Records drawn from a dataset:
=== Begin Enclosure ===
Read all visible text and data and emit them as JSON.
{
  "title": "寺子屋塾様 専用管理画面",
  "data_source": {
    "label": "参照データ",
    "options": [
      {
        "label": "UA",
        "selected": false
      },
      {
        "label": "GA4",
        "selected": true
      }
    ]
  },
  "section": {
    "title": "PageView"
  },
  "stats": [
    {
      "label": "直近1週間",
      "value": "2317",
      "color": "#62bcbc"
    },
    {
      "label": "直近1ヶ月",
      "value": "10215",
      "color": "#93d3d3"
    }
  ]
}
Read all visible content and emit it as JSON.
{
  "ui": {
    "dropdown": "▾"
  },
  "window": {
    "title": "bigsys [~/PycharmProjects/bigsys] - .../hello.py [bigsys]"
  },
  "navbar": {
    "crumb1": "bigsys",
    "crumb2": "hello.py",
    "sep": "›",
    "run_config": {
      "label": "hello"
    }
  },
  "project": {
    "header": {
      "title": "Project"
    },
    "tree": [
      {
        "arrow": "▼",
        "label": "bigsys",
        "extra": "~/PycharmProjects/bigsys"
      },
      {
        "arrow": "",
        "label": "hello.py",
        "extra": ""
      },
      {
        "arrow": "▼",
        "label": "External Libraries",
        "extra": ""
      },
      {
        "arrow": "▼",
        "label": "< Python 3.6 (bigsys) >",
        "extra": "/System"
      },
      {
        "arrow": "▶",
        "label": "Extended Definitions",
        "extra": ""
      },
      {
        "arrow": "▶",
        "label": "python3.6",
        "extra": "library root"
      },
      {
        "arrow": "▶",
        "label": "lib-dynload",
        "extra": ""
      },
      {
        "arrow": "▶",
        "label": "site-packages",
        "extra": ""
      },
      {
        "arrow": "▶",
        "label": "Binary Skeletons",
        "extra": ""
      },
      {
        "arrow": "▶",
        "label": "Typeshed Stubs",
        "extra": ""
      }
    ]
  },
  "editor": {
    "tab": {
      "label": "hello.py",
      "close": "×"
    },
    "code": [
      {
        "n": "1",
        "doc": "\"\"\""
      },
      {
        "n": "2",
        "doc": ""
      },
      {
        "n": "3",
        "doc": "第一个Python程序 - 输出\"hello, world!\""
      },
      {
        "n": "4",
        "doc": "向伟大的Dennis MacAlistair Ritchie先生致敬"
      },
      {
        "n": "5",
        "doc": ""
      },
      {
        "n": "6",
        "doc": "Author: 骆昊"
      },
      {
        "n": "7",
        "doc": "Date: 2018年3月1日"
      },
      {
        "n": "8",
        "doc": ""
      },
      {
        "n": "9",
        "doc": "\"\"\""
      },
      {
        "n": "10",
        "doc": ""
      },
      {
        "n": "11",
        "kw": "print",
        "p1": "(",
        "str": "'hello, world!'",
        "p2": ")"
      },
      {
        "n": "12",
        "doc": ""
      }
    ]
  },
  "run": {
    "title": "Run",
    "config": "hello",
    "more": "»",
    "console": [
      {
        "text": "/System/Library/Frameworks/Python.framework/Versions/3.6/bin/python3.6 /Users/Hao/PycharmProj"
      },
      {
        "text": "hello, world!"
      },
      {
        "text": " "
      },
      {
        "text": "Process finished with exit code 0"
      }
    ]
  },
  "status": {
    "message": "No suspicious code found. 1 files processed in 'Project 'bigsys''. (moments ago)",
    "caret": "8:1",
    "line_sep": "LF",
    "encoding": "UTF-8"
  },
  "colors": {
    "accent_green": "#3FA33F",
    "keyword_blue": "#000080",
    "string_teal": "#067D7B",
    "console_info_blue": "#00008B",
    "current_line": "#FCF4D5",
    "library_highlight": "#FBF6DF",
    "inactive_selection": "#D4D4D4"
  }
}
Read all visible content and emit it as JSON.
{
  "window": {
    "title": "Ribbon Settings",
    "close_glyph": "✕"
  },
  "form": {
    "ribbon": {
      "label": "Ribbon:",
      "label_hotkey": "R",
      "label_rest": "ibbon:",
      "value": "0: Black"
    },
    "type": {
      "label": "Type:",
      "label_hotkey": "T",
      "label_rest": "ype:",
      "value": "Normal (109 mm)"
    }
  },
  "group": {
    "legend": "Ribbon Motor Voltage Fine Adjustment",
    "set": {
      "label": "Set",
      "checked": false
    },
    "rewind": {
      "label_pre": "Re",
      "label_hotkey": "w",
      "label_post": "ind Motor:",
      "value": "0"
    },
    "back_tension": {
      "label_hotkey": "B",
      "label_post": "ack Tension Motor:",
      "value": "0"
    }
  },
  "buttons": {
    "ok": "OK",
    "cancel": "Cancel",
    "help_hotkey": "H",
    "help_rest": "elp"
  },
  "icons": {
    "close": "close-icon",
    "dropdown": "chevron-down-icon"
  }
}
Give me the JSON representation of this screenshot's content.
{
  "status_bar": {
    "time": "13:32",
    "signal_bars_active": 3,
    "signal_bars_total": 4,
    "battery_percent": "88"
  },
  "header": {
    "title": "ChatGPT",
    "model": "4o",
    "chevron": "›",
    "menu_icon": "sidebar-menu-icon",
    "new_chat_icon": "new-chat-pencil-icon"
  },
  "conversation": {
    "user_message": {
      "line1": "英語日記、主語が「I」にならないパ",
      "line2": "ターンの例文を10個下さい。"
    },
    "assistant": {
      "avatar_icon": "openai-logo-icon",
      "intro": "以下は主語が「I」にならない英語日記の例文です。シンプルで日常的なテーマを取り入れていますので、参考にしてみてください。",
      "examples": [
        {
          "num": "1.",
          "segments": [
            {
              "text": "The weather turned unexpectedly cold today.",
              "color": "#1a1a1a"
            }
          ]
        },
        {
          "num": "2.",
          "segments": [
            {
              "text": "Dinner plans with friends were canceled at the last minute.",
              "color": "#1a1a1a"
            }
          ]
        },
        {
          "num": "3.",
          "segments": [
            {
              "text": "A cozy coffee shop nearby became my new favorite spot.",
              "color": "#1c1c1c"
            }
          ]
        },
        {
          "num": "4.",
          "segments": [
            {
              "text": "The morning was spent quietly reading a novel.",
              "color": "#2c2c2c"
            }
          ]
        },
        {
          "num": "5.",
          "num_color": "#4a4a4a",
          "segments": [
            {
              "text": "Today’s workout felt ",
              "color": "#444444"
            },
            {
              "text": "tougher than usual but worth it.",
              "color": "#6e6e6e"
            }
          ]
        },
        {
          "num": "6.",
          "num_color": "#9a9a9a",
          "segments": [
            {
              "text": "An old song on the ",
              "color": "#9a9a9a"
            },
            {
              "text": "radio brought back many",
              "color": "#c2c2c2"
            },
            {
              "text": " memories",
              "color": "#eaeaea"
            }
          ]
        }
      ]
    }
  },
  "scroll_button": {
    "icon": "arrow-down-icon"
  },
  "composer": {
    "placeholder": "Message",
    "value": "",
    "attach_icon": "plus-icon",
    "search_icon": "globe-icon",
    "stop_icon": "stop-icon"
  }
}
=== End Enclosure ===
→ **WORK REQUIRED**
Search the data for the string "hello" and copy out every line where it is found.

→ **ANSWER TO THE PROBLEM**
    "title": "bigsys [~/PycharmProjects/bigsys] - .../hello.py [bigsys]"
    "crumb2": "hello.py",
      "label": "hello"
        "label": "hello.py",
      "label": "hello.py",
        "doc": "第一个Python程序 - 输出\"hello, world!\""
        "str": "'hello, world!'",
    "config": "hello",
        "text": "hello, world!"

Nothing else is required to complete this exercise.